When the first attack was made by Parliament upon the chartered privileges of the colonists, and their inherent rights as subjects of the English law, by the celebrated Stamp Act of 1763, a congress of deputies from all the colonial assemblies was recommended by the popular branch of the Massachu. setts Legislature; and in the month of October, in that year, delegates from most of the provinces assembled at New-York. Without delay or hesitation, they published a declaration of the rights and griev ances of the colonists, in which they asserted their title to the enjoyment of all the rights and privileges of British subjects, and especially the exclusive power of taxing themselves. They complained more particularly of the act of Parliament imposing stamp duties, and other direct taxes in the colonies; and their remonstrances were so far successful that this obnoxious measure was rescinded, although its re
peal was accompanied by a declaratory assertion of the power of Parliament to tax the colonies in all cases whatever.

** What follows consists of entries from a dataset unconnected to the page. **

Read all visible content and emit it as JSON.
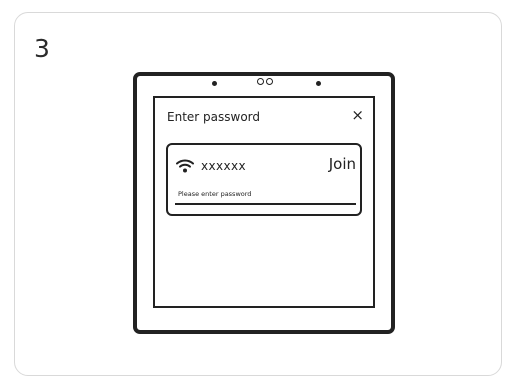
{
  "step": {
    "number": "3"
  },
  "dialog": {
    "title": "Enter password",
    "close_symbol": "×"
  },
  "network": {
    "name": "xxxxxx",
    "join_label": "Join",
    "password_placeholder": "Please enter password",
    "icon": "wifi-icon"
  },
  "colors": {
    "stroke": "#222222",
    "background": "#ffffff",
    "card_border": "#d9d9d9"
  }
}
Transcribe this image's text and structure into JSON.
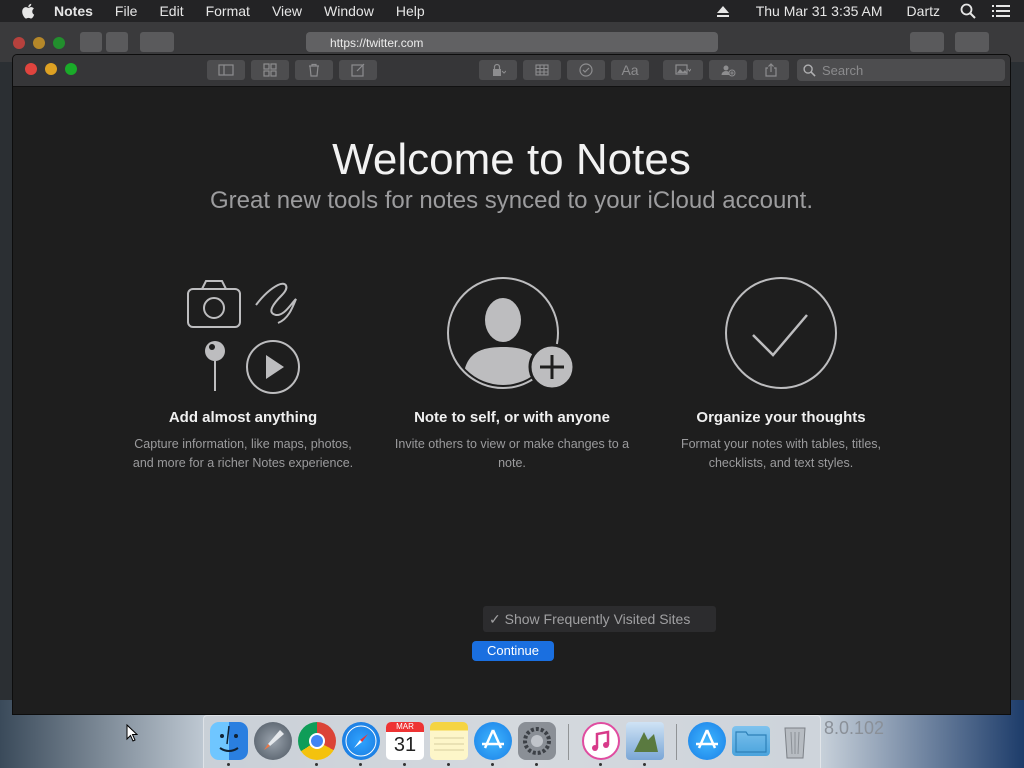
{
  "menubar": {
    "app_name": "Notes",
    "menus": [
      "File",
      "Edit",
      "Format",
      "View",
      "Window",
      "Help"
    ],
    "datetime": "Thu Mar 31  3:35 AM",
    "user": "Dartz"
  },
  "safari": {
    "url": "https://twitter.com"
  },
  "notes_window": {
    "search_placeholder": "Search",
    "welcome_title": "Welcome to Notes",
    "welcome_subtitle": "Great new tools for notes synced to your iCloud account.",
    "features": [
      {
        "title": "Add almost anything",
        "description": "Capture information, like maps, photos, and more for a richer Notes experience."
      },
      {
        "title": "Note to self, or with anyone",
        "description": "Invite others to view or make changes to a note."
      },
      {
        "title": "Organize your thoughts",
        "description": "Format your notes with tables, titles, checklists, and text styles."
      }
    ],
    "frequent_sites_label": "✓ Show Frequently Visited Sites",
    "continue_label": "Continue"
  },
  "desktop": {
    "background_text": "8.0.102"
  },
  "dock": {
    "calendar_month": "MAR",
    "calendar_day": "31",
    "apps": [
      "Finder",
      "Launchpad",
      "Chrome",
      "Safari",
      "Calendar",
      "Notes",
      "App Store",
      "System Preferences",
      "iTunes",
      "Preview"
    ]
  },
  "colors": {
    "accent": "#1a6fe0",
    "window_bg": "#1e1e1e",
    "titlebar": "#363638"
  }
}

This reservation, however, of the abstract right gave little umbrage to the colonists, who regarded it merely as an emollient for the offended pride-a salvo for the wounded honour of Great Britain, and verily believed that no new attempt would be made to reduce the principle to practice. But it was soon discovered that they had reposed too much faith in the intelligence, prudence, and moderation of the British statesmen of that day. Before two years had elapsed, the very men who had consented to the repeal of the Stamp Act brought into Parliament a bill equally objectionable in principle, though less odious in its features and oppressive in its operation; and this bill became a law, almost without opposition. After a long course of patient remonstrance and constitutional resistance to the execution of this act, a general congress was proposed at town meetings in New-York and Boston, and more formally recommended by a majority of the Virginia Assembly, upon the dissolution of that body in consequence of its opposition to the claims of Parliament. The committees of correspondence established in the several colonies selected the city of Philadelphia as the place, and appointed the tenth of September, 1774, as the time of meeting of the first Continental Congress.
The members of that illustrious body were in general elected by the colonial legislatures; but in some instances a different method was pursued, which, for the most part, was adopted from necessity. In New-Jersey and Maryland, the elections were made by committees chosen in the several counties for that purpose ; and in New-York, where the